Caregivers and family members who are solely responsible for the bulk of a senior's care may become isolated from other relatives and friends, leaving them cut off from the support they need to cope with caregiving. Isolation also makes it harder for other people to intervene when a senior is being abused or neglected.

How does dementia factor into elder neglect and abuse?

Cognitive impairment increases the likelihood of being victimized. Beginning in the early stages of dementia, seniors are particularly vulnerable to financial abuse while family members, including spouses, may be more likely to engage in physical intimidation or neglect if they feel overwhelmed by the responsibility of caring for someone with dementia.

How does substance use factor into elder neglect?

Substance abuse is a key risk factor for elder abuse and neglect. Substance use could on the part of the victim, leading to increased vulnerability or self-neglect, or on the part of the perpetrator, who may be driven to financially exploit the victim to continue their use or fail to carry out their responsibilities due to their use.


An observer who suspects that a senior is being neglected by a caretaker should contact their county's Adult Protective Services unit or a medical professional. All calls to APS agencies are kept confidential. If the APS unit suspects that elder abuse laws are being violated, the agency will assign a caseworker to carry out an investigation.

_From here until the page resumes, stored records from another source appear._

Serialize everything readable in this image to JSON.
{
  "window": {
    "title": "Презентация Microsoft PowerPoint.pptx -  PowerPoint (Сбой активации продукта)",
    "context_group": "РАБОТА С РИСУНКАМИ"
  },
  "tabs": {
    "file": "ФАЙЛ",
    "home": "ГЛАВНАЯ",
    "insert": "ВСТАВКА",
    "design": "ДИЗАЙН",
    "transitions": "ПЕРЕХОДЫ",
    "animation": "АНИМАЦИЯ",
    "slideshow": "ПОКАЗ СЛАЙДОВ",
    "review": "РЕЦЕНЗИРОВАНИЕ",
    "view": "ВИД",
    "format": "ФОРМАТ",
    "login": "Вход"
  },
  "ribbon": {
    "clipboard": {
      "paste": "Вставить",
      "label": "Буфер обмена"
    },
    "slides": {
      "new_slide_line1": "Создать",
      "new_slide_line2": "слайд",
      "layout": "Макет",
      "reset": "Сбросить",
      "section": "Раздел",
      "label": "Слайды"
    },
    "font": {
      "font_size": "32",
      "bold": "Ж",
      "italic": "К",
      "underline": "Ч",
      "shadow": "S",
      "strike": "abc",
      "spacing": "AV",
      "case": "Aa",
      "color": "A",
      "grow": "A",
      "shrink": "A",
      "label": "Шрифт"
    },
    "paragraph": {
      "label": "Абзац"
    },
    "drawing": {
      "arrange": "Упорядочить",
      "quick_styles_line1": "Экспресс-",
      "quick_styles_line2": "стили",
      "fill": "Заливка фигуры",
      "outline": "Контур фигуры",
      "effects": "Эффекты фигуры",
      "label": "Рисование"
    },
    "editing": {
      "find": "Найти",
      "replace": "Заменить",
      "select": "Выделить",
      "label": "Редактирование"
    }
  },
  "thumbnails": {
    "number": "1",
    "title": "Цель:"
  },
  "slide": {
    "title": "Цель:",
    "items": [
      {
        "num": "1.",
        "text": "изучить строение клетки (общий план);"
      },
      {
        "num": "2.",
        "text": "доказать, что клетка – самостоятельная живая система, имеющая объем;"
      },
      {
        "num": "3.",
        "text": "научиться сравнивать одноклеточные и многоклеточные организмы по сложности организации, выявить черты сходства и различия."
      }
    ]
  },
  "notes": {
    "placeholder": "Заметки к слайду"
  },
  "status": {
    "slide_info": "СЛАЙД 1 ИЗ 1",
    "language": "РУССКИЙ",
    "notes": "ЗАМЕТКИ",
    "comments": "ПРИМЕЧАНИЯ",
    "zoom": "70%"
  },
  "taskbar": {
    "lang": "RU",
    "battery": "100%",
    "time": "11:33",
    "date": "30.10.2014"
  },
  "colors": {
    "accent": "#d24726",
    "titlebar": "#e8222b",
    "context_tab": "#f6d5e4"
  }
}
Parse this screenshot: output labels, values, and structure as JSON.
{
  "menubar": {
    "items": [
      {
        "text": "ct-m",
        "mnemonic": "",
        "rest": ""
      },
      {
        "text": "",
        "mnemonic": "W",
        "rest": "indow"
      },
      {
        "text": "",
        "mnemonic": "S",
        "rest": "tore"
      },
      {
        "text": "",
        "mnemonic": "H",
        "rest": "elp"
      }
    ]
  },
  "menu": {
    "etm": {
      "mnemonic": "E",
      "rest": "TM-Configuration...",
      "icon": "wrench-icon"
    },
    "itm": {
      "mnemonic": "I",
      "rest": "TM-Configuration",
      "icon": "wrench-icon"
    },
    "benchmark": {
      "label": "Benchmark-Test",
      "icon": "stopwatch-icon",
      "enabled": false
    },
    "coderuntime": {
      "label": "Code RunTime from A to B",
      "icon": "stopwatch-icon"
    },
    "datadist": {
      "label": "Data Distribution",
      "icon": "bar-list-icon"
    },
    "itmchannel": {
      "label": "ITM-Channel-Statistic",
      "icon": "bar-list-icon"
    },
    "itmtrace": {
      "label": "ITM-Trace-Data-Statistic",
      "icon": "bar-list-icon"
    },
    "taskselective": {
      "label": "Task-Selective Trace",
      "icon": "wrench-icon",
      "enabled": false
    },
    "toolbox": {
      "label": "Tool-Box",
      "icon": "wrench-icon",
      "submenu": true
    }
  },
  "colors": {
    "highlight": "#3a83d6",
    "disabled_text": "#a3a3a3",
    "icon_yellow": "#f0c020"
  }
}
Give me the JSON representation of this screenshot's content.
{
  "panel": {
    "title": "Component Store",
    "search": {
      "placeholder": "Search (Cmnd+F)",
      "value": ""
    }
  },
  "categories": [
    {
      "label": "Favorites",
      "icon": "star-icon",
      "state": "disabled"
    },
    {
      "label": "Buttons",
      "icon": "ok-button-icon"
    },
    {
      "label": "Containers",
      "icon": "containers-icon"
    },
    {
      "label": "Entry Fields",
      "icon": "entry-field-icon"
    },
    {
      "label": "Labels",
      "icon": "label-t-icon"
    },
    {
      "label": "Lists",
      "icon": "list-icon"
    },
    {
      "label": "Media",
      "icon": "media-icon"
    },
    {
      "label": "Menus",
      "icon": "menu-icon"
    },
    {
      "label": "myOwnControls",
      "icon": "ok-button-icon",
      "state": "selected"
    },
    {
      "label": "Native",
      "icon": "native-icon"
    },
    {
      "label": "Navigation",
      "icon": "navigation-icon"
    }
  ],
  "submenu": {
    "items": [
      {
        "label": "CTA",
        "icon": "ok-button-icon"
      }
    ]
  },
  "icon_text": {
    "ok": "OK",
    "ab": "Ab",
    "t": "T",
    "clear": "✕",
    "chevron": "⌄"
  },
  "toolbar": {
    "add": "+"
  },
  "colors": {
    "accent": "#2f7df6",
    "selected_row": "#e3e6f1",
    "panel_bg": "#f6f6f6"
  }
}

Alleviating caregiver stress is, in many cases, the first step toward preventing elder neglect. If a caregiver feels overwhelmed, they can seek therapy or help from other family members, or consider other care options for the elderly person. Many state and nonprofit agencies also offer respite services to provide family members with temporary relief from the stress of caring for a senior. There are many support groups for caregivers of the elderly; they can provide a forum to discuss the issues around caregiving.

American Geriatric Society
Acierno, R., Hernandez, M. A., Amstadter, A. B., Resnick, H. S., Steve, K., Muzzy, W., & Kilpatrick, D. G. (2010). Prevalence and correlates of emotional, physical, sexual, and financial abuse and potential neglect in the United States: The National Elder Mistreatment Study. American Journal of Public Health, 100(2), 292-297
Center for Disease Control and Prevention, Elder Abuse Prevention
National Center on Elder Abuse  
National Elder Abuse Incidence Study
National Council on Aging
Last updated: 08/26/2021